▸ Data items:
---------------

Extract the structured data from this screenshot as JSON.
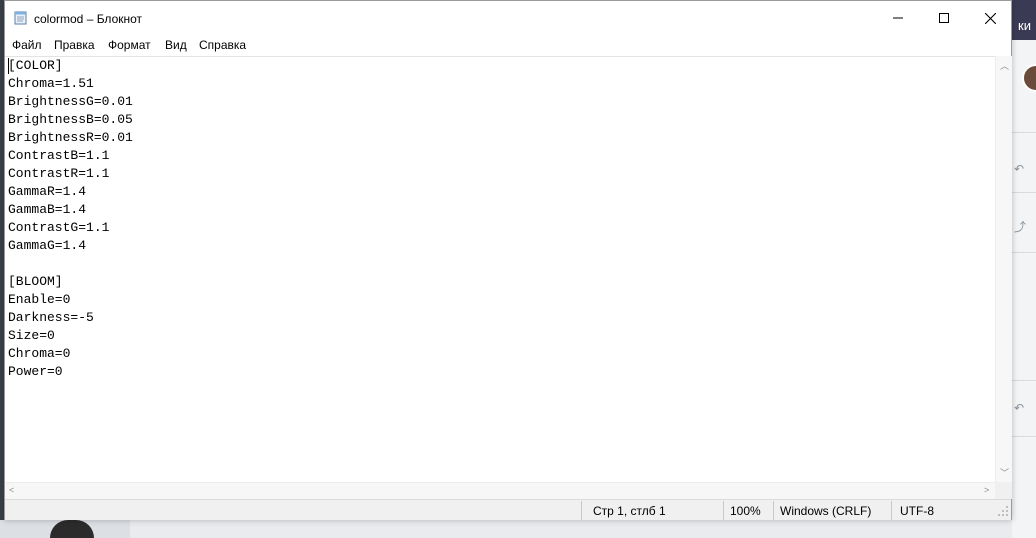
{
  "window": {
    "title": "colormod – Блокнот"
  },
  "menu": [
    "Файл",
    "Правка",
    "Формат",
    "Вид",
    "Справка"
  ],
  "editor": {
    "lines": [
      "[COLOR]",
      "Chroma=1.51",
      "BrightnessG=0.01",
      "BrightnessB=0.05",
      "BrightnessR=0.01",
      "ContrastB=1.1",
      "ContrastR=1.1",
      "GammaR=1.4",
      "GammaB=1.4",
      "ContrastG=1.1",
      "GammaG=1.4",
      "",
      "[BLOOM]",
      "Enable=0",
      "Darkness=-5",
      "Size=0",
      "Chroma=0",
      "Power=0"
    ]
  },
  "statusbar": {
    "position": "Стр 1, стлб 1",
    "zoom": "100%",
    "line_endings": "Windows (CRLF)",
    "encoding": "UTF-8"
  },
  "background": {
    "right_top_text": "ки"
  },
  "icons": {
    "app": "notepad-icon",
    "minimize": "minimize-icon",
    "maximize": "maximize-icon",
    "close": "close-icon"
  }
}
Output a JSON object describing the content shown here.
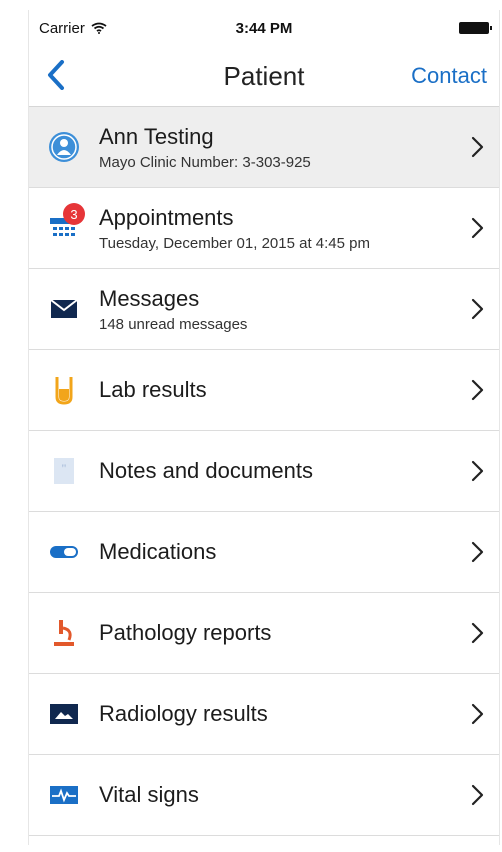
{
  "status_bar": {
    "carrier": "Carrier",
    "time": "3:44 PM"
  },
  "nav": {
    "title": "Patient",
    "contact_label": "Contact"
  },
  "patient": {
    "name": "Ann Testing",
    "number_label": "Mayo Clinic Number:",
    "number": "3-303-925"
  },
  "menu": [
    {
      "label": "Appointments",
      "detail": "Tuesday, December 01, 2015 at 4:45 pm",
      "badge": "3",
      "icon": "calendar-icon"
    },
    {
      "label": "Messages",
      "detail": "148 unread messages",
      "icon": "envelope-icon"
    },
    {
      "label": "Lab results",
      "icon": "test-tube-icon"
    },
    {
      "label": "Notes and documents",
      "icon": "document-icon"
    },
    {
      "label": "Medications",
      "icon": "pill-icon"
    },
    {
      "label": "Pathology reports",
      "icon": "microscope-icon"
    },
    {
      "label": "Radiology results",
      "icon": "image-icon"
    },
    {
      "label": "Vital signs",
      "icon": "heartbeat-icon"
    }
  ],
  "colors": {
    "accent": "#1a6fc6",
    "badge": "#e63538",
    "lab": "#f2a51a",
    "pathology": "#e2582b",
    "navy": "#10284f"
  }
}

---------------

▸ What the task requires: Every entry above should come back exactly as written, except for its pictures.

▸ Answer section:
Extract the structured data from this screenshot as JSON.
{
  "window": {
    "title": "colormod – Блокнот"
  },
  "menu": [
    "Файл",
    "Правка",
    "Формат",
    "Вид",
    "Справка"
  ],
  "editor": {
    "lines": [
      "[COLOR]",
      "Chroma=1.51",
      "BrightnessG=0.01",
      "BrightnessB=0.05",
      "BrightnessR=0.01",
      "ContrastB=1.1",
      "ContrastR=1.1",
      "GammaR=1.4",
      "GammaB=1.4",
      "ContrastG=1.1",
      "GammaG=1.4",
      "",
      "[BLOOM]",
      "Enable=0",
      "Darkness=-5",
      "Size=0",
      "Chroma=0",
      "Power=0"
    ]
  },
  "statusbar": {
    "position": "Стр 1, стлб 1",
    "zoom": "100%",
    "line_endings": "Windows (CRLF)",
    "encoding": "UTF-8"
  },
  "background": {
    "right_top_text": "ки"
  },
  "icons": {
    "app": "notepad-icon",
    "minimize": "minimize-icon",
    "maximize": "maximize-icon",
    "close": "close-icon"
  }
}
Output a JSON object describing the content shown here.
{
  "status_bar": {
    "carrier": "Carrier",
    "time": "3:44 PM"
  },
  "nav": {
    "title": "Patient",
    "contact_label": "Contact"
  },
  "patient": {
    "name": "Ann Testing",
    "number_label": "Mayo Clinic Number:",
    "number": "3-303-925"
  },
  "menu": [
    {
      "label": "Appointments",
      "detail": "Tuesday, December 01, 2015 at 4:45 pm",
      "badge": "3",
      "icon": "calendar-icon"
    },
    {
      "label": "Messages",
      "detail": "148 unread messages",
      "icon": "envelope-icon"
    },
    {
      "label": "Lab results",
      "icon": "test-tube-icon"
    },
    {
      "label": "Notes and documents",
      "icon": "document-icon"
    },
    {
      "label": "Medications",
      "icon": "pill-icon"
    },
    {
      "label": "Pathology reports",
      "icon": "microscope-icon"
    },
    {
      "label": "Radiology results",
      "icon": "image-icon"
    },
    {
      "label": "Vital signs",
      "icon": "heartbeat-icon"
    }
  ],
  "colors": {
    "accent": "#1a6fc6",
    "badge": "#e63538",
    "lab": "#f2a51a",
    "pathology": "#e2582b",
    "navy": "#10284f"
  }
}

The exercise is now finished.